What you are asked to do> This exercise calls for all the entries that follow to be set down exactly, without their images.

________________

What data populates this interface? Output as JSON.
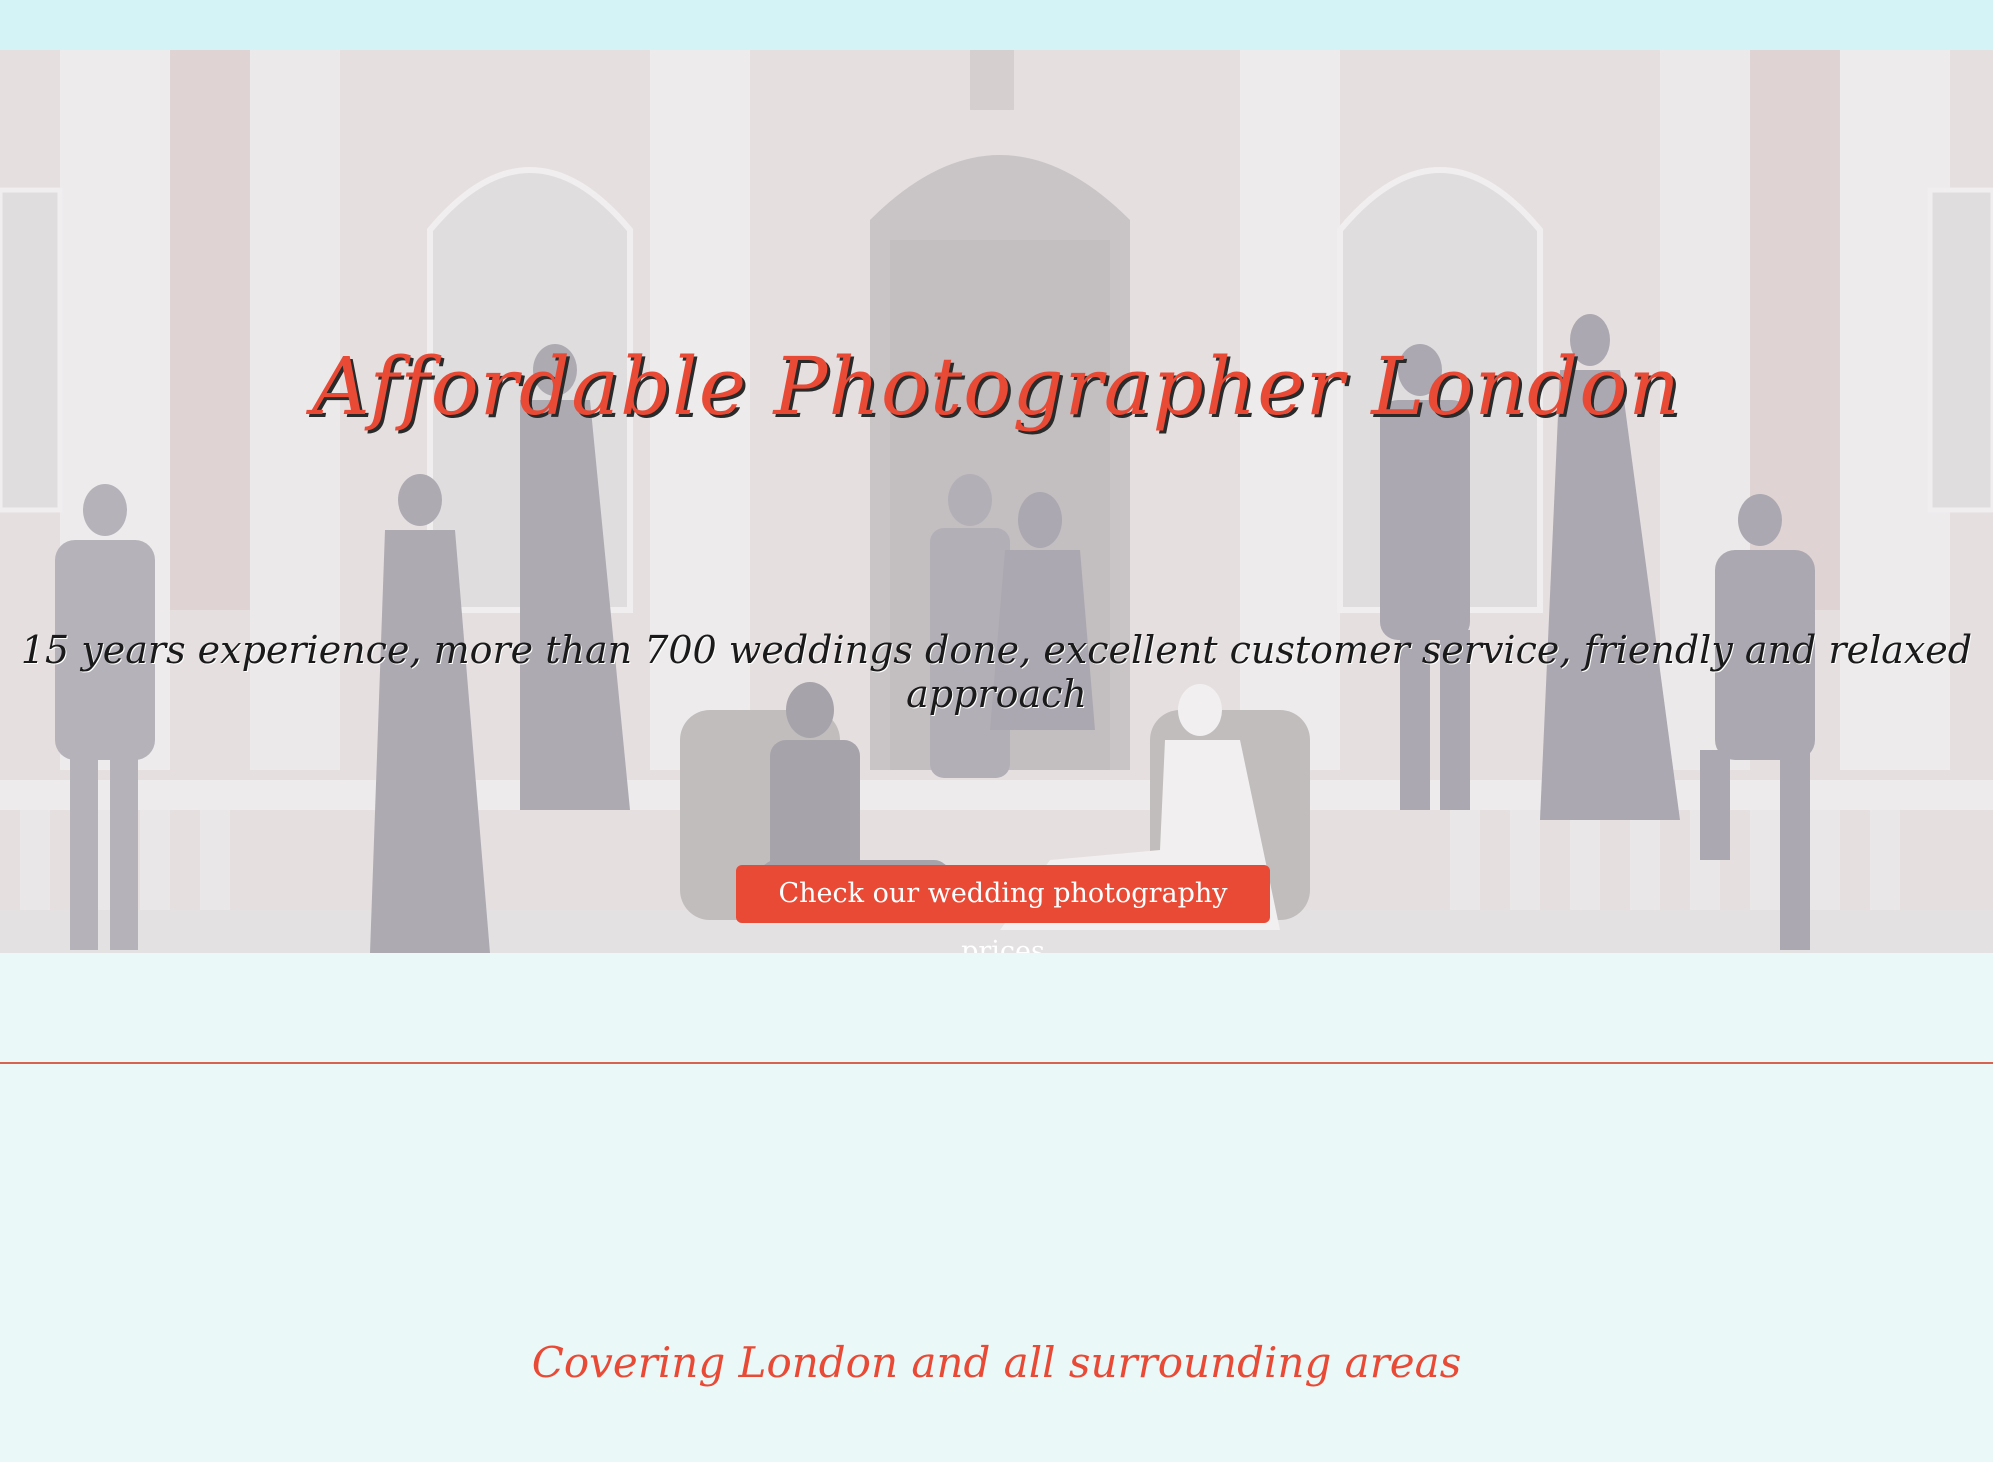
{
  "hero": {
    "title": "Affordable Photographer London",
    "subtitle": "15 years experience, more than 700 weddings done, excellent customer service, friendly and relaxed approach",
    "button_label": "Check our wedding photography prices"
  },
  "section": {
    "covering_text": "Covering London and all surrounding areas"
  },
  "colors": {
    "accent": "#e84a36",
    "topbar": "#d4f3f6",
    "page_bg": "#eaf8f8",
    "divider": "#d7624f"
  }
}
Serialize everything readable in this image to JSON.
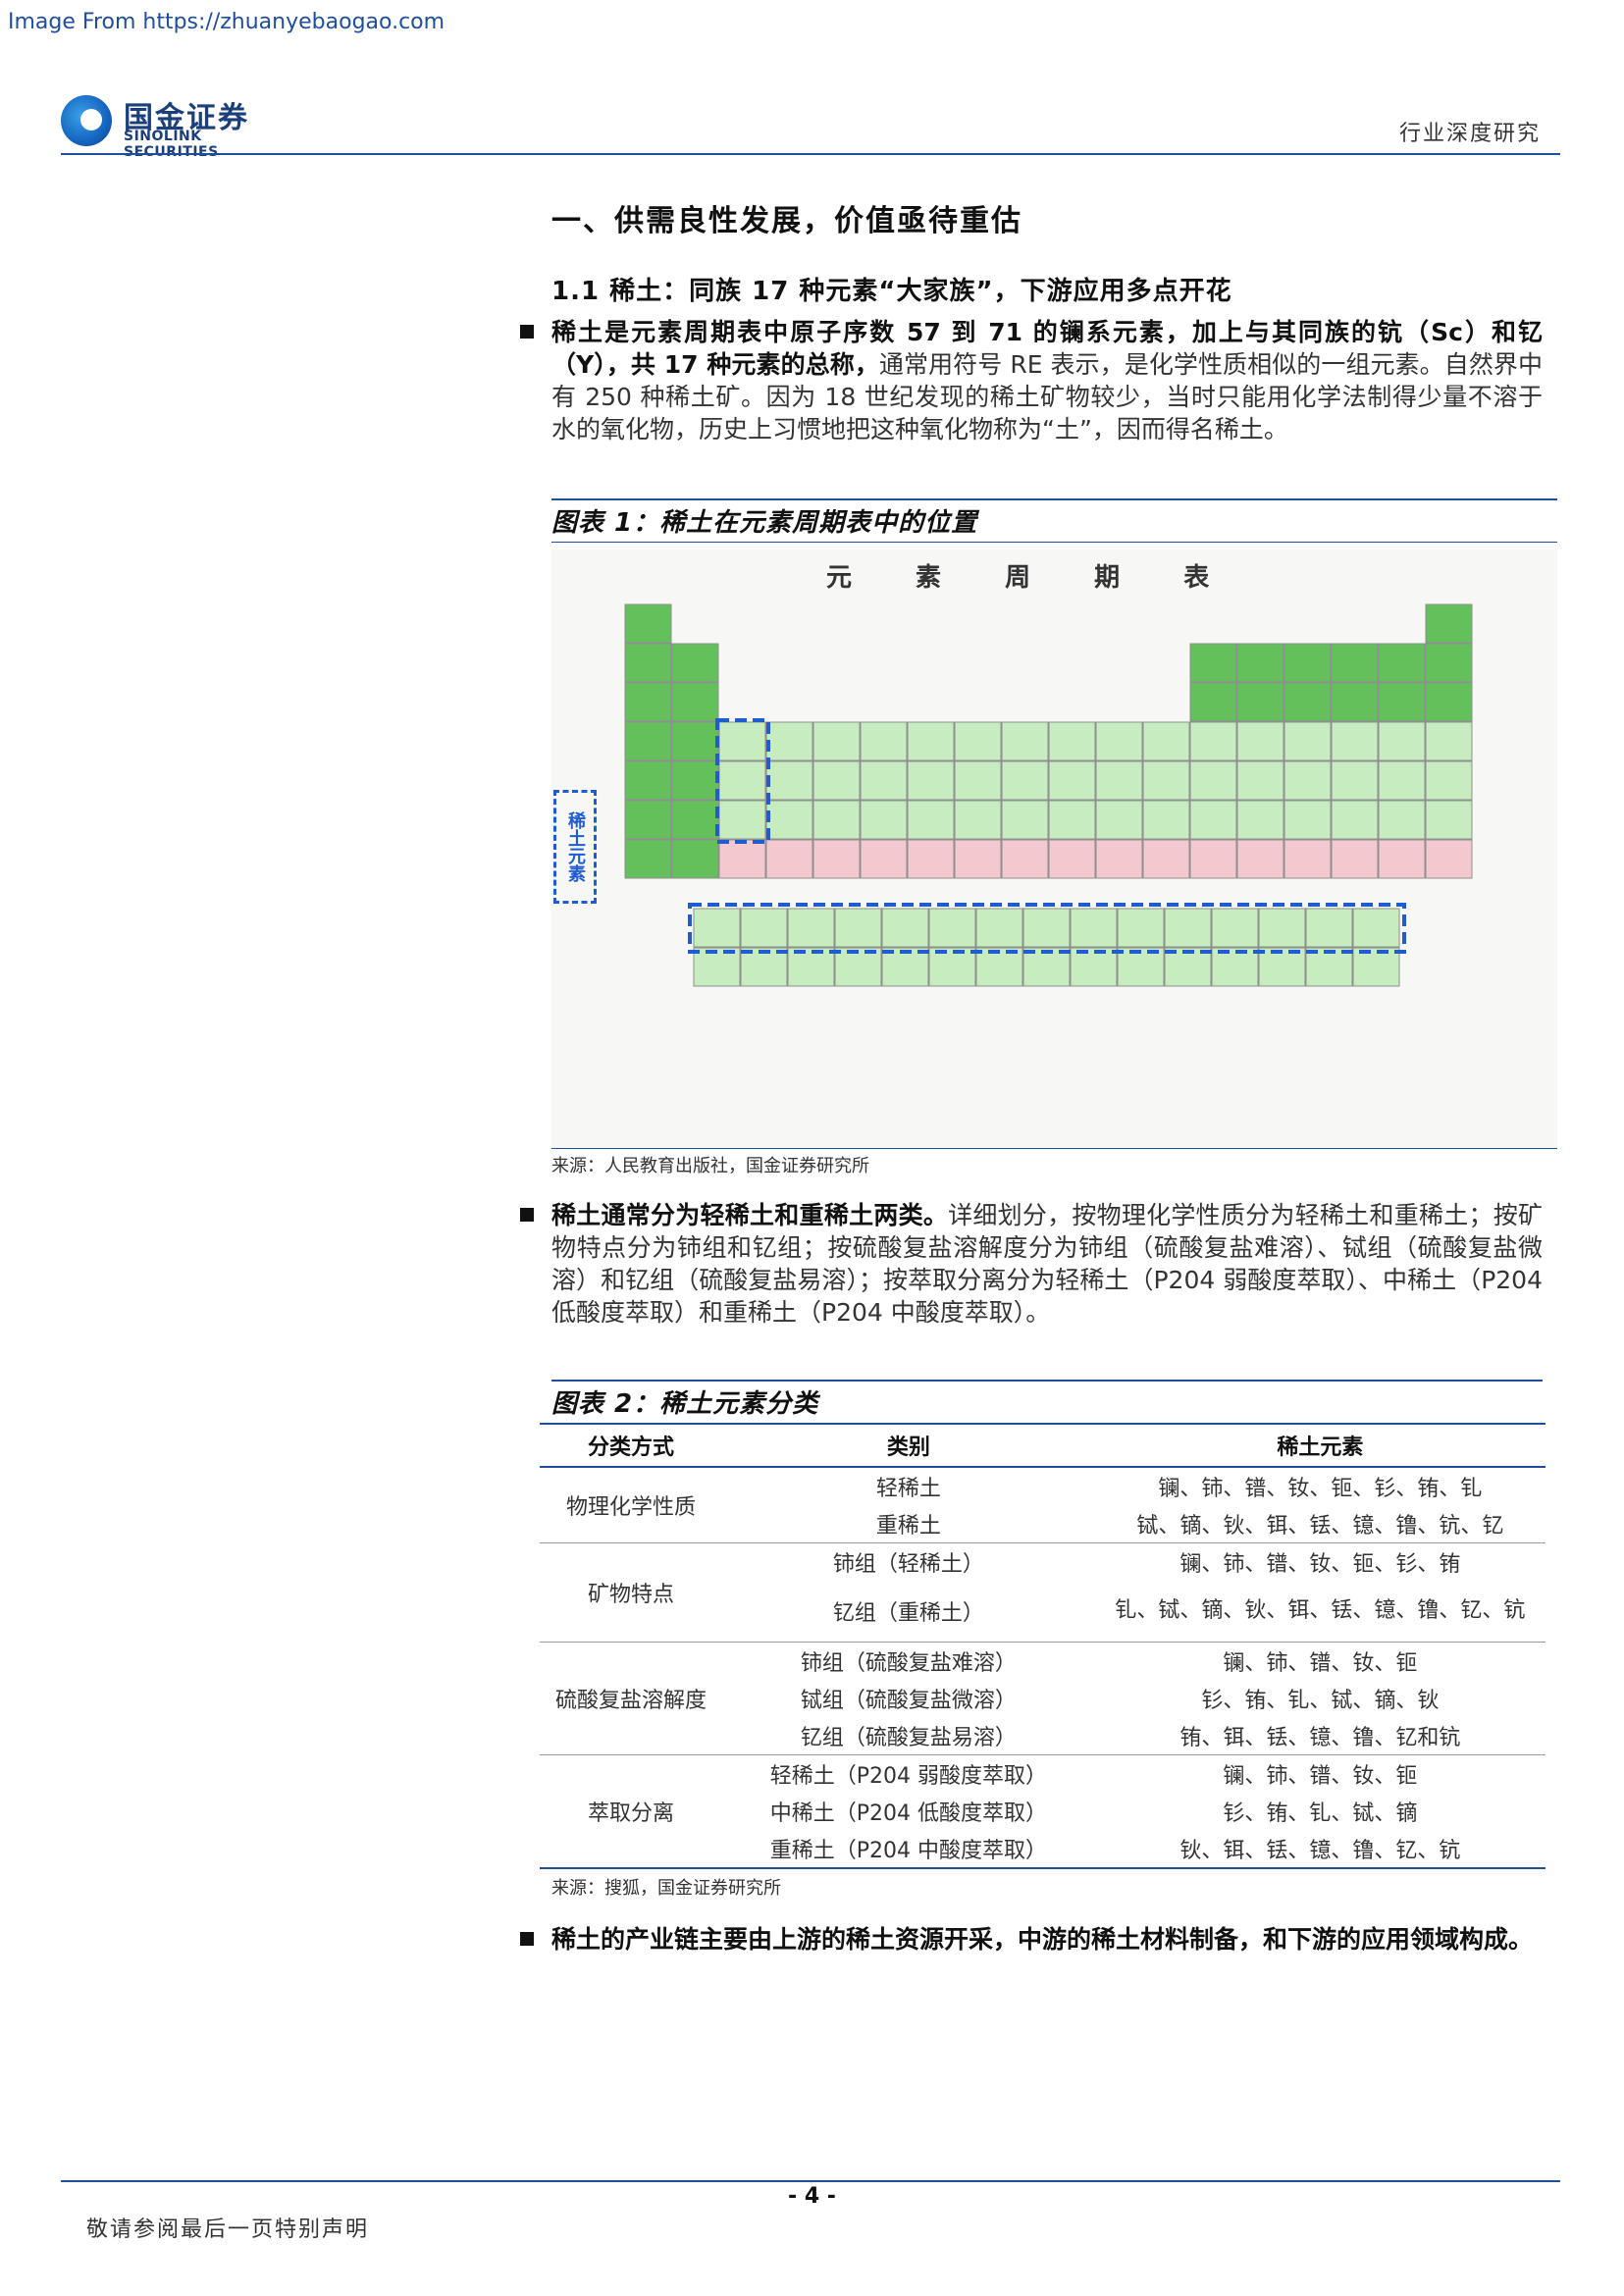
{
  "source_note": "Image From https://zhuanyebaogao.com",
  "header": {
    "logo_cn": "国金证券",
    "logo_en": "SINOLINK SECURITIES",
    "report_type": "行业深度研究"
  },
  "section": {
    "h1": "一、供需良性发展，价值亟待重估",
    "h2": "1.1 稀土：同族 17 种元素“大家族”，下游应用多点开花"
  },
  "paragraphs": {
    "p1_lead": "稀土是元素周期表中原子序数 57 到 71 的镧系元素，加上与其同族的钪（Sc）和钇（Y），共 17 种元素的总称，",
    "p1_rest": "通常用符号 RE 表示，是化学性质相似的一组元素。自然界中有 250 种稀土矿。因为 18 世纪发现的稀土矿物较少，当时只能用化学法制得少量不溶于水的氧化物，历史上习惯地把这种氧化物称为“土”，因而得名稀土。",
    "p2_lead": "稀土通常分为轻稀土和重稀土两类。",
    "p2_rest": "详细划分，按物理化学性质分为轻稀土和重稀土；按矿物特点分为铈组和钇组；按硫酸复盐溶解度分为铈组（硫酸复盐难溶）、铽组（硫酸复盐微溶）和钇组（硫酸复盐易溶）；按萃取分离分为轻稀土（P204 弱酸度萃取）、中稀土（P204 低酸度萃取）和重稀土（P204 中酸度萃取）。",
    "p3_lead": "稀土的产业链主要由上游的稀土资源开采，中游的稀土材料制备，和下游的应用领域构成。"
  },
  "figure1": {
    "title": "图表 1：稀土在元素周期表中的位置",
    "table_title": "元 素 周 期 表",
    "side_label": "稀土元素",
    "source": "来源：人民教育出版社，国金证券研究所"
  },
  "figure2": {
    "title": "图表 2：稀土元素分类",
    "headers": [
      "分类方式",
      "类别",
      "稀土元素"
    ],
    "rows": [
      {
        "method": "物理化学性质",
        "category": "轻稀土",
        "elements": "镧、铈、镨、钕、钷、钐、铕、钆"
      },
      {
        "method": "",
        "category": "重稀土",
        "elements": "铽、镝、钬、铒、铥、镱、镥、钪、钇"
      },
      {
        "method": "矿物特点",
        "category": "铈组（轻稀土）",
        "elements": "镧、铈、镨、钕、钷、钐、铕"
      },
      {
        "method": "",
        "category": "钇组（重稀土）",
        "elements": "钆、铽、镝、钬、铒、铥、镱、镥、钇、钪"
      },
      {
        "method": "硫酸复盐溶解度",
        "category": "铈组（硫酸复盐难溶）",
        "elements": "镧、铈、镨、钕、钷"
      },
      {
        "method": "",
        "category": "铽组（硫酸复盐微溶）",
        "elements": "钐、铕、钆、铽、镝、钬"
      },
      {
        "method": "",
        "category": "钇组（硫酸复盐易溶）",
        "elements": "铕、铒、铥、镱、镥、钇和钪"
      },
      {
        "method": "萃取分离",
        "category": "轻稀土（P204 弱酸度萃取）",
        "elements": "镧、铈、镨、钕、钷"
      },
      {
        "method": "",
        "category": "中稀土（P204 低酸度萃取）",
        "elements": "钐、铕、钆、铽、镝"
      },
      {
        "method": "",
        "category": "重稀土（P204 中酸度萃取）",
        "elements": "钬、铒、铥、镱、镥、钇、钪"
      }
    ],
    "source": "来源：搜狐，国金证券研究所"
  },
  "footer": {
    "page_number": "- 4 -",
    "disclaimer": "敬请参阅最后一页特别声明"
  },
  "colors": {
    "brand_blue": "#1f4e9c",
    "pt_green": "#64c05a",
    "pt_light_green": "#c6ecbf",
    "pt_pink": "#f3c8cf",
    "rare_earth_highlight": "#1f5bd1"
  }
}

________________

Response to the exercise>
What data populates this interface? Output as JSON.
{
  "hero": {
    "title": "Affordable Photographer London",
    "subtitle": "15 years experience, more than 700 weddings done, excellent customer service, friendly and relaxed approach",
    "button_label": "Check our wedding photography prices"
  },
  "section": {
    "covering_text": "Covering London and all surrounding areas"
  },
  "colors": {
    "accent": "#e84a36",
    "topbar": "#d4f3f6",
    "page_bg": "#eaf8f8",
    "divider": "#d7624f"
  }
}
Serialize everything readable in this image to JSON.
{
  "source_note": "Image From https://zhuanyebaogao.com",
  "header": {
    "logo_cn": "国金证券",
    "logo_en": "SINOLINK SECURITIES",
    "report_type": "行业深度研究"
  },
  "section": {
    "h1": "一、供需良性发展，价值亟待重估",
    "h2": "1.1 稀土：同族 17 种元素“大家族”，下游应用多点开花"
  },
  "paragraphs": {
    "p1_lead": "稀土是元素周期表中原子序数 57 到 71 的镧系元素，加上与其同族的钪（Sc）和钇（Y），共 17 种元素的总称，",
    "p1_rest": "通常用符号 RE 表示，是化学性质相似的一组元素。自然界中有 250 种稀土矿。因为 18 世纪发现的稀土矿物较少，当时只能用化学法制得少量不溶于水的氧化物，历史上习惯地把这种氧化物称为“土”，因而得名稀土。",
    "p2_lead": "稀土通常分为轻稀土和重稀土两类。",
    "p2_rest": "详细划分，按物理化学性质分为轻稀土和重稀土；按矿物特点分为铈组和钇组；按硫酸复盐溶解度分为铈组（硫酸复盐难溶）、铽组（硫酸复盐微溶）和钇组（硫酸复盐易溶）；按萃取分离分为轻稀土（P204 弱酸度萃取）、中稀土（P204 低酸度萃取）和重稀土（P204 中酸度萃取）。",
    "p3_lead": "稀土的产业链主要由上游的稀土资源开采，中游的稀土材料制备，和下游的应用领域构成。"
  },
  "figure1": {
    "title": "图表 1：稀土在元素周期表中的位置",
    "table_title": "元 素 周 期 表",
    "side_label": "稀土元素",
    "source": "来源：人民教育出版社，国金证券研究所"
  },
  "figure2": {
    "title": "图表 2：稀土元素分类",
    "headers": [
      "分类方式",
      "类别",
      "稀土元素"
    ],
    "rows": [
      {
        "method": "物理化学性质",
        "category": "轻稀土",
        "elements": "镧、铈、镨、钕、钷、钐、铕、钆"
      },
      {
        "method": "",
        "category": "重稀土",
        "elements": "铽、镝、钬、铒、铥、镱、镥、钪、钇"
      },
      {
        "method": "矿物特点",
        "category": "铈组（轻稀土）",
        "elements": "镧、铈、镨、钕、钷、钐、铕"
      },
      {
        "method": "",
        "category": "钇组（重稀土）",
        "elements": "钆、铽、镝、钬、铒、铥、镱、镥、钇、钪"
      },
      {
        "method": "硫酸复盐溶解度",
        "category": "铈组（硫酸复盐难溶）",
        "elements": "镧、铈、镨、钕、钷"
      },
      {
        "method": "",
        "category": "铽组（硫酸复盐微溶）",
        "elements": "钐、铕、钆、铽、镝、钬"
      },
      {
        "method": "",
        "category": "钇组（硫酸复盐易溶）",
        "elements": "铕、铒、铥、镱、镥、钇和钪"
      },
      {
        "method": "萃取分离",
        "category": "轻稀土（P204 弱酸度萃取）",
        "elements": "镧、铈、镨、钕、钷"
      },
      {
        "method": "",
        "category": "中稀土（P204 低酸度萃取）",
        "elements": "钐、铕、钆、铽、镝"
      },
      {
        "method": "",
        "category": "重稀土（P204 中酸度萃取）",
        "elements": "钬、铒、铥、镱、镥、钇、钪"
      }
    ],
    "source": "来源：搜狐，国金证券研究所"
  },
  "footer": {
    "page_number": "- 4 -",
    "disclaimer": "敬请参阅最后一页特别声明"
  },
  "colors": {
    "brand_blue": "#1f4e9c",
    "pt_green": "#64c05a",
    "pt_light_green": "#c6ecbf",
    "pt_pink": "#f3c8cf",
    "rare_earth_highlight": "#1f5bd1"
  }
}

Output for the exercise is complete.